One size does not fit all

Why do you need so many remedies for dry cough? Why can’t you just have one size that fits all and get done with it? Well, homeopathic medicines believe in treating the person with the cough and not just the cough. And just like no two people are alike, neither are their coughs. Some people have a cough that comes on only at night, while others get a bout when they talk. I’m sure you’ve noticed how different the illnesses are with every member of your family. Not just the symptoms, but also what triggers each illness, how quickly it comes on, how long it drags out, what depth it goes to, how much damage it leaves behind … It’s all so different for every person.
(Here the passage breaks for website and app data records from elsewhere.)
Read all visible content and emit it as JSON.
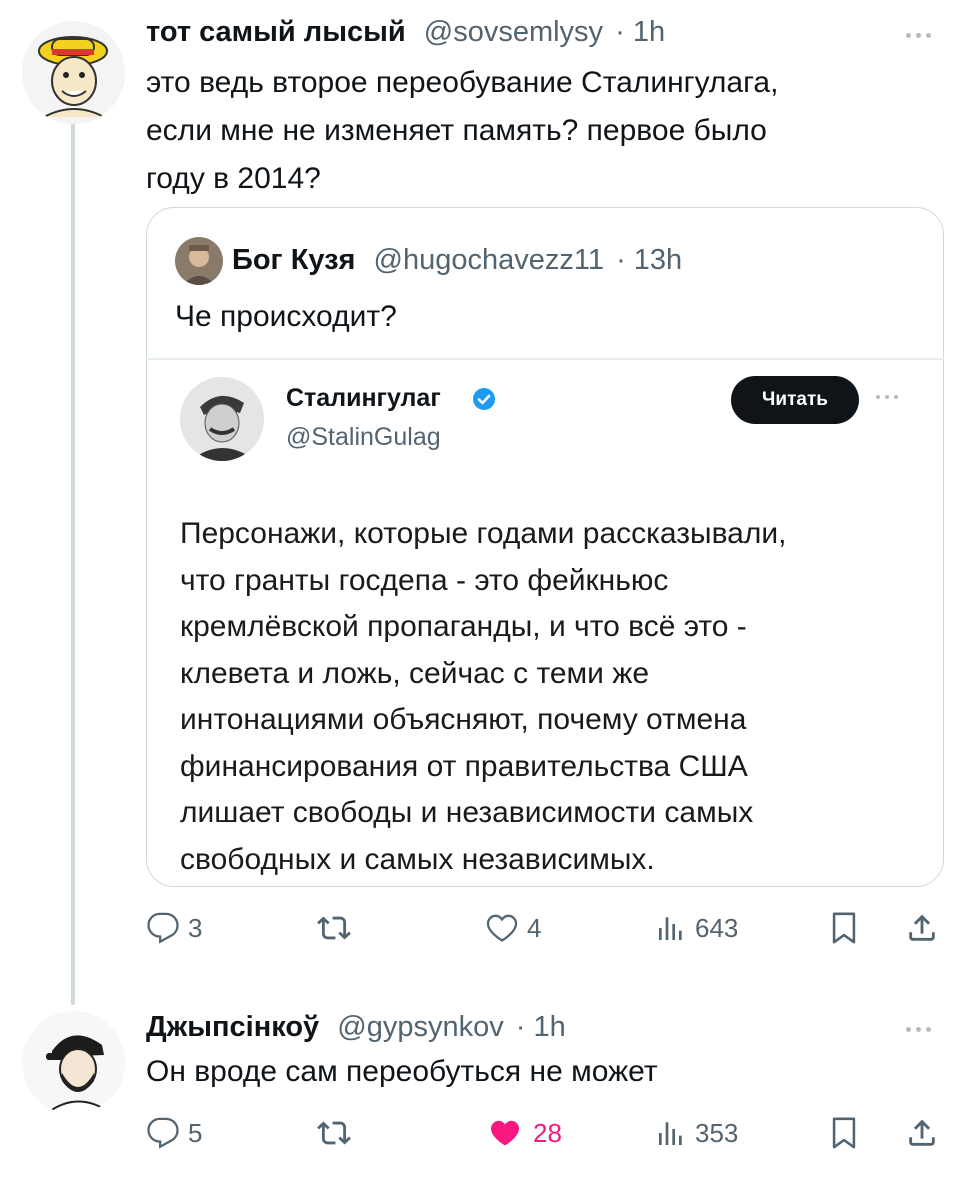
{
  "tweet1": {
    "display_name": "тот самый лысый",
    "handle": "@sovsemlysy",
    "time": "· 1h",
    "text_lines": [
      "это ведь второе переобувание Сталингулага,",
      "если мне не изменяет память? первое было",
      "году в 2014?"
    ],
    "avatar_icon": "cartoon-straw-hat-avatar-icon"
  },
  "quote": {
    "display_name": "Бог Кузя",
    "handle": "@hugochavezz11",
    "time": "· 13h",
    "text": "Че происходит?",
    "avatar_icon": "person-photo-avatar-icon"
  },
  "embed": {
    "display_name": "Сталингулаг",
    "handle": "@StalinGulag",
    "follow_label": "Читать",
    "verified_color": "#1d9bf0",
    "text_lines": [
      "Персонажи, которые годами рассказывали,",
      "что гранты госдепа - это фейкньюс",
      "кремлёвской пропаганды, и что всё это -",
      "клевета и ложь, сейчас с теми же",
      "интонациями объясняют, почему отмена",
      "финансирования от правительства США",
      "лишает свободы и независимости самых",
      "свободных и самых независимых."
    ]
  },
  "tweet1_actions": {
    "replies": "3",
    "reposts": "",
    "likes": "4",
    "views": "643"
  },
  "tweet2": {
    "display_name": "Джыпсінкоў",
    "handle": "@gypsynkov",
    "time": "· 1h",
    "text": "Он вроде сам переобуться не может",
    "avatar_icon": "bearded-man-cap-avatar-icon"
  },
  "tweet2_actions": {
    "replies": "5",
    "reposts": "",
    "likes": "28",
    "views": "353",
    "liked_color": "#f91880"
  }
}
Different people with different ways in which they are affected need differing remedies too, don’t they?

It begins at the end

If Mr. Kamat came to an allopath with cough since more than three weeks, night sweats, evening fevers and weight loss, the allopathic would gather that this is what Mr. Kamat has in common with  all patients who have tuberculosis. A few tests would confirm the diagnosis and this is where the story would end with a standard regimen of treatment.
However with a homeopath this would be the beginning. After a few tests to confirm the diagnosis, they would try to find out what it is that sets Mr. Kamat’s tuberculosis apart. None of the common symptoms that led to the diagnosis would be considered. Just like we saw earlier, all peculiar symptoms and signs would be analysed to pick a remedy that specifically suits Mr. Kamat’s tuberculosis.
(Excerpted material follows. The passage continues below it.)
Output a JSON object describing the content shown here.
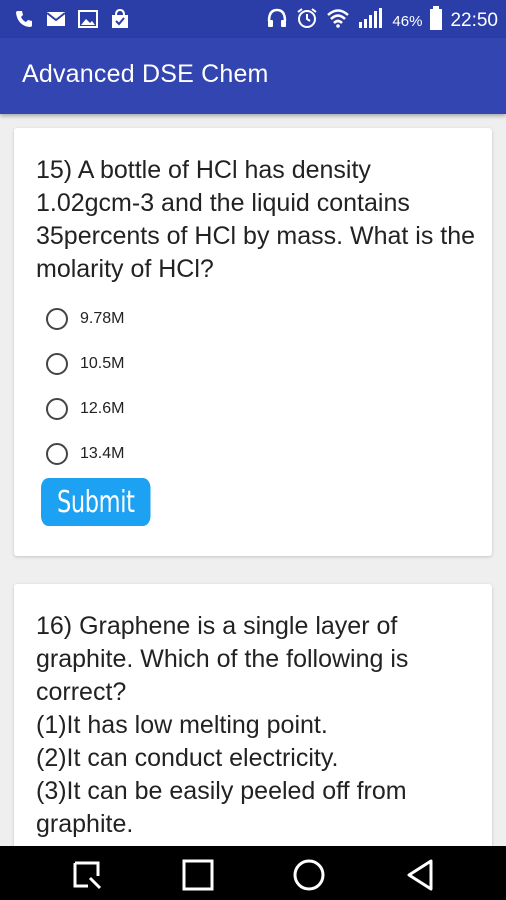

Knowing what to look for

So how would you know what symptoms are common and what are important for your homeopath? Well, that’s not your headache, it’s your homeopath’s. All you need to do is observe yourself and report anything that you notice is a change from your routine self. Which of them to use to diagnose your illness and then which to use to diagnose your remedy is your homeopath’s job.
“Oh but Doctor, when it comes to my kids, I want to be absolutely sure that I am not missing out on anything. If I know what to look for, I will see it better. Can’t you give me a list of things that I need to observe?” Mrs. Lokhande said to me one day. I was amazed at her diligence, her intelligence and her burning desire to leave no stone unturned for her kids. Mrs. Lokhande, this one is for mothers like you – a list of things that you can observe for various types of complaints…